Hitler, for example, said that democracy was inefficient because it allowed human desire to run unchecked and creates chaos. When the markets crashed in 1929, Roosevelt said, with a slight echo (which is scary, but read the whole point) that laissez-faire markets could not be run by industries and needed government help, but he also said that industries are rational and that they can take part in government. 
Businesses knew that the economic situation had to change, and PR formed the basis for their campaign to revive the economy – it was called the ‘engineering of consent’, based on Bernays’ eponymous book, and however ethically wrong some people may claim it to be, the fact is that the underlying consumer desire in all of us can’t lie dormant forever. 
Right now, given the condition of the economy, there is no real awareness of the importance of advertising and PR, but the truth is that people will still want things, and that act of consumption is one of the key things that will keep this economy running. I am not talking about the deeper stock markets mess, that is not within the remit of this post and indeed not within my expertise, but yesterday as I watched the chairman on Topshop on the TV say the exact same thing about consumerism, I realised that it is a very salient point – one that deserves some recognition. Not many people are going to come out with it because of the aforementioned ethics issue, but either we all refrain from consumption till 2010, or we make small moves towards changing the world we live in. NOW. There. I said it. 

Purpling it up

Apparently I didn’t notice when Yahoo! went into severe make-over mode with their Purple scheme. They’re doing a bunch of things to make people notice them. I’m just not sure how much of it IS being noticed, unfortunately, though some of their initiatives do sound interesting:

1. They’re encouraging people to Start Wearing Purple
2.Yahoo! for Good, their community foundation, is disbursing grants to deserving people through a programme they calle Purple Acts of Kindness.
3. They’ve set up the Yahoo! Purple Photo Booth on Flickr to celebrate images of all things purple.
4. They’re selling Yahoo! Purple T-shirts on the company web-site.
5. They’re getting on with the Yahoo! Purple Pedals project where they have a camera on cycles that go around the city, that takes a picture every 60 seconds, which are then tagged and uploaded to Flickr to document the bike’s journey. This, to me, is probably the most innovative part of the whole campaign. 
It’s drawn some criticism – people saying that they’re trying to be like the iPod when they’re actually like a Mac (!!), but to be honest, it’s not all bad.
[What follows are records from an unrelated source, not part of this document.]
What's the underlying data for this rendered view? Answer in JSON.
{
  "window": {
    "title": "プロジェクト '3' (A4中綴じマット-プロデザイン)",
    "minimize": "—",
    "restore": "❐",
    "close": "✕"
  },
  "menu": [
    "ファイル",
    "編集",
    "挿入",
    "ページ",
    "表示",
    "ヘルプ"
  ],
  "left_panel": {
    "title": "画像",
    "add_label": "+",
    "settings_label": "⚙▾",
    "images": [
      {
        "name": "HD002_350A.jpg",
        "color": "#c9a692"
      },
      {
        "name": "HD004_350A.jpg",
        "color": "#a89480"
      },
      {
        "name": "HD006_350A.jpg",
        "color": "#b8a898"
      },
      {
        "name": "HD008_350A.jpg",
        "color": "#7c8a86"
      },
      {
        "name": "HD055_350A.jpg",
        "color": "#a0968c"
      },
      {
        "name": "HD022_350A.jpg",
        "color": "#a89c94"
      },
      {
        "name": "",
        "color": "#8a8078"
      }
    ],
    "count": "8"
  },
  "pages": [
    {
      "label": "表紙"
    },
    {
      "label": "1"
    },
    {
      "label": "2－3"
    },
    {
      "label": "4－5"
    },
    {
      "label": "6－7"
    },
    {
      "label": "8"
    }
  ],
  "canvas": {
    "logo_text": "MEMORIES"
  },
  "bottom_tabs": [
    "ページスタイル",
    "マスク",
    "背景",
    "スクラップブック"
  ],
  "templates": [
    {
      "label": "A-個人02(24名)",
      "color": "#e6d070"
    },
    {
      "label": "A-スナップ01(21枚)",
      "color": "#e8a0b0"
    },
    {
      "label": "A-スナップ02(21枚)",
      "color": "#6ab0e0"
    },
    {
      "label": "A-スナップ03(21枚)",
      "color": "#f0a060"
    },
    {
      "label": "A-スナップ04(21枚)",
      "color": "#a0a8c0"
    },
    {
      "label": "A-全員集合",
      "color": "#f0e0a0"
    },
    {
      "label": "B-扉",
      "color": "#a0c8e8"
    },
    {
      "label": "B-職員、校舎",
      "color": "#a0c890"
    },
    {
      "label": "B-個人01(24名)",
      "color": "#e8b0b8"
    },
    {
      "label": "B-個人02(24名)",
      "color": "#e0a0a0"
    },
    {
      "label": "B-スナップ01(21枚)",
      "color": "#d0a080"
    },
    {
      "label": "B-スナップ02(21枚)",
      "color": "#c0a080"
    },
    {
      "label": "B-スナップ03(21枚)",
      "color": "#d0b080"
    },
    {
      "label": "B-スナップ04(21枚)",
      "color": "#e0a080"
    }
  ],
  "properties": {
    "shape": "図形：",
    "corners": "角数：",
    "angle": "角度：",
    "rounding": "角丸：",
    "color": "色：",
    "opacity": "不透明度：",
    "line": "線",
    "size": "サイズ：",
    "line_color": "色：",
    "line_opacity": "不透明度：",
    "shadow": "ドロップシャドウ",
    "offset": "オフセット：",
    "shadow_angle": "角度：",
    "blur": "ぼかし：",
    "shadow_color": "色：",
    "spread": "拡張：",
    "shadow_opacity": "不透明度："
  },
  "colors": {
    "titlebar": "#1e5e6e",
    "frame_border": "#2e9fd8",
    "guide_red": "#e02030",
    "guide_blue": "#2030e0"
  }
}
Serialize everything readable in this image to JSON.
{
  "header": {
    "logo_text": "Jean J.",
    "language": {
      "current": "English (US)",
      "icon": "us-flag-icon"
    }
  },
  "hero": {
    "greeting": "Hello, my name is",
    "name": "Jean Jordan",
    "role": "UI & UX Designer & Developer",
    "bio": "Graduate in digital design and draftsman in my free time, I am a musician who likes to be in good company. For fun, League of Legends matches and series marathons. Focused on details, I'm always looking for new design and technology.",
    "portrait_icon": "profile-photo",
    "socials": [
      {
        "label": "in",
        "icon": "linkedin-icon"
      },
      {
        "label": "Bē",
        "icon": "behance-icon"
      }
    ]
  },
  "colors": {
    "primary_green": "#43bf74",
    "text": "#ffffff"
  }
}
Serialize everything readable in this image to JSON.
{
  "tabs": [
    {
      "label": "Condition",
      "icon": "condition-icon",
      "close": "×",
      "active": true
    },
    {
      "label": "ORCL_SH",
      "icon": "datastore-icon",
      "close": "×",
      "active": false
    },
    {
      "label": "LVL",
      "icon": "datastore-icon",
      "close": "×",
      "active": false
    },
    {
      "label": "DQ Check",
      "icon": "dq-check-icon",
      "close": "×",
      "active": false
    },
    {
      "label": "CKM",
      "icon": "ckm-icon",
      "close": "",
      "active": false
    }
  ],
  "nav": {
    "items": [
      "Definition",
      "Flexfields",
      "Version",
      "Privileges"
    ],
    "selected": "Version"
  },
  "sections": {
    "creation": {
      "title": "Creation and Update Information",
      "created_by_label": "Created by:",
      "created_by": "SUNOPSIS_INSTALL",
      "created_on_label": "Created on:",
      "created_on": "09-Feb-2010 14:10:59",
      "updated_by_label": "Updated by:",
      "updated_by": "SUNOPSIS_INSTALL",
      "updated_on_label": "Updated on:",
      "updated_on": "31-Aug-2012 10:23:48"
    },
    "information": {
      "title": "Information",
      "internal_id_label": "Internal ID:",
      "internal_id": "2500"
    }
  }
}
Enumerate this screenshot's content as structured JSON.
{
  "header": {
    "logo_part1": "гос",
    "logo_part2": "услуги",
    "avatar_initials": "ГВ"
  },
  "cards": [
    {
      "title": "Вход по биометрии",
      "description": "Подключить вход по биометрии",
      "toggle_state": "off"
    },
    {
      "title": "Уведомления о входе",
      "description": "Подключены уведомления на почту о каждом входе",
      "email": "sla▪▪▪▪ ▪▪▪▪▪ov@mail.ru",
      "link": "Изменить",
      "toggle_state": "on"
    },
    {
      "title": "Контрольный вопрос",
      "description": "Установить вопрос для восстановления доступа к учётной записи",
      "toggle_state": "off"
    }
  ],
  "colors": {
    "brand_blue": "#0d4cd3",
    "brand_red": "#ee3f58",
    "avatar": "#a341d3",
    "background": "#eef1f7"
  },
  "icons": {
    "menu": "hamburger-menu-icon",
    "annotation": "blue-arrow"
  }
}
As opposed to Apple and Microsoft which are, as we know, indulging in some friendly media fighting, Yahoo!’s chosen not to get involved in any competitor wrangling and is instead forging a new identity for the brand. While not a completely unique approach, I don’t think they had a choice, unless they wanted to start a Yahoo!-Google match of their own. Given that, and the fact that they actually are acquiring or coming up with decent stuff of their own (Upcoming, Flickr, Fire Eagle, Brickhouse), it’s not like they’re all smoke and no substance. For the first time, I feel that Google’s colourful branding has some competition, however small.